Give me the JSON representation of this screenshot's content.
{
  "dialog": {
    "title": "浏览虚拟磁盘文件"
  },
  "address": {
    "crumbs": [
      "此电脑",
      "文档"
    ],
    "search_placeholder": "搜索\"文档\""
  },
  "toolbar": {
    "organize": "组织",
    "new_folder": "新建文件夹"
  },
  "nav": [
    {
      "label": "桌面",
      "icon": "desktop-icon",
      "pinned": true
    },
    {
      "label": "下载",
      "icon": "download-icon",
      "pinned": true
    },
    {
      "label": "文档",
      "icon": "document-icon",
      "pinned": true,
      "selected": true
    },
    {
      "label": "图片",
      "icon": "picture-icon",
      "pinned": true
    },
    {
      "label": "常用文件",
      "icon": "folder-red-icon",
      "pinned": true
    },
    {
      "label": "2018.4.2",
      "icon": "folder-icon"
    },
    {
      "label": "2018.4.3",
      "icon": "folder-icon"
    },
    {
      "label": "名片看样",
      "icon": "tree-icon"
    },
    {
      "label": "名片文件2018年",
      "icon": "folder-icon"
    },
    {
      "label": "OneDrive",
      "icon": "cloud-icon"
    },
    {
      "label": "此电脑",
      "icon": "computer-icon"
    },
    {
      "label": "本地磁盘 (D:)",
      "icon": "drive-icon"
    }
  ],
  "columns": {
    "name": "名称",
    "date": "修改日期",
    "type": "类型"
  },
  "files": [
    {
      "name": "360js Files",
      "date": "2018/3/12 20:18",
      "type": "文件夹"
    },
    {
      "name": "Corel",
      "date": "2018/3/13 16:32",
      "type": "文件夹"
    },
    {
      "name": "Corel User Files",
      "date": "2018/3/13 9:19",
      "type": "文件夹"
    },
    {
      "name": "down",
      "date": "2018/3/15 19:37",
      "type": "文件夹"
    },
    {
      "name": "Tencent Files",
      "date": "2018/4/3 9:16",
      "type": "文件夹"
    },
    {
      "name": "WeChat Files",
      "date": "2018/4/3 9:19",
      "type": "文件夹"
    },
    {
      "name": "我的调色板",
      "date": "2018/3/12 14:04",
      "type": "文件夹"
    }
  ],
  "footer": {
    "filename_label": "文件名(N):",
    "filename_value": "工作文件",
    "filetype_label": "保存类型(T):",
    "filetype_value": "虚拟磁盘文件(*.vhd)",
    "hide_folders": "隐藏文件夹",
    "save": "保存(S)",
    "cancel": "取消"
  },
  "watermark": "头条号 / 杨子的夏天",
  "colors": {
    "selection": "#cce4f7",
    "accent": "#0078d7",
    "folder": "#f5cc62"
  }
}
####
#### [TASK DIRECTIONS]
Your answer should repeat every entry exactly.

#### [EXERCISE RESPONSE]
Give me the JSON representation of this screenshot's content.
{
  "dialog": {
    "title": "浏览虚拟磁盘文件"
  },
  "address": {
    "crumbs": [
      "此电脑",
      "文档"
    ],
    "search_placeholder": "搜索\"文档\""
  },
  "toolbar": {
    "organize": "组织",
    "new_folder": "新建文件夹"
  },
  "nav": [
    {
      "label": "桌面",
      "icon": "desktop-icon",
      "pinned": true
    },
    {
      "label": "下载",
      "icon": "download-icon",
      "pinned": true
    },
    {
      "label": "文档",
      "icon": "document-icon",
      "pinned": true,
      "selected": true
    },
    {
      "label": "图片",
      "icon": "picture-icon",
      "pinned": true
    },
    {
      "label": "常用文件",
      "icon": "folder-red-icon",
      "pinned": true
    },
    {
      "label": "2018.4.2",
      "icon": "folder-icon"
    },
    {
      "label": "2018.4.3",
      "icon": "folder-icon"
    },
    {
      "label": "名片看样",
      "icon": "tree-icon"
    },
    {
      "label": "名片文件2018年",
      "icon": "folder-icon"
    },
    {
      "label": "OneDrive",
      "icon": "cloud-icon"
    },
    {
      "label": "此电脑",
      "icon": "computer-icon"
    },
    {
      "label": "本地磁盘 (D:)",
      "icon": "drive-icon"
    }
  ],
  "columns": {
    "name": "名称",
    "date": "修改日期",
    "type": "类型"
  },
  "files": [
    {
      "name": "360js Files",
      "date": "2018/3/12 20:18",
      "type": "文件夹"
    },
    {
      "name": "Corel",
      "date": "2018/3/13 16:32",
      "type": "文件夹"
    },
    {
      "name": "Corel User Files",
      "date": "2018/3/13 9:19",
      "type": "文件夹"
    },
    {
      "name": "down",
      "date": "2018/3/15 19:37",
      "type": "文件夹"
    },
    {
      "name": "Tencent Files",
      "date": "2018/4/3 9:16",
      "type": "文件夹"
    },
    {
      "name": "WeChat Files",
      "date": "2018/4/3 9:19",
      "type": "文件夹"
    },
    {
      "name": "我的调色板",
      "date": "2018/3/12 14:04",
      "type": "文件夹"
    }
  ],
  "footer": {
    "filename_label": "文件名(N):",
    "filename_value": "工作文件",
    "filetype_label": "保存类型(T):",
    "filetype_value": "虚拟磁盘文件(*.vhd)",
    "hide_folders": "隐藏文件夹",
    "save": "保存(S)",
    "cancel": "取消"
  },
  "watermark": "头条号 / 杨子的夏天",
  "colors": {
    "selection": "#cce4f7",
    "accent": "#0078d7",
    "folder": "#f5cc62"
  }
}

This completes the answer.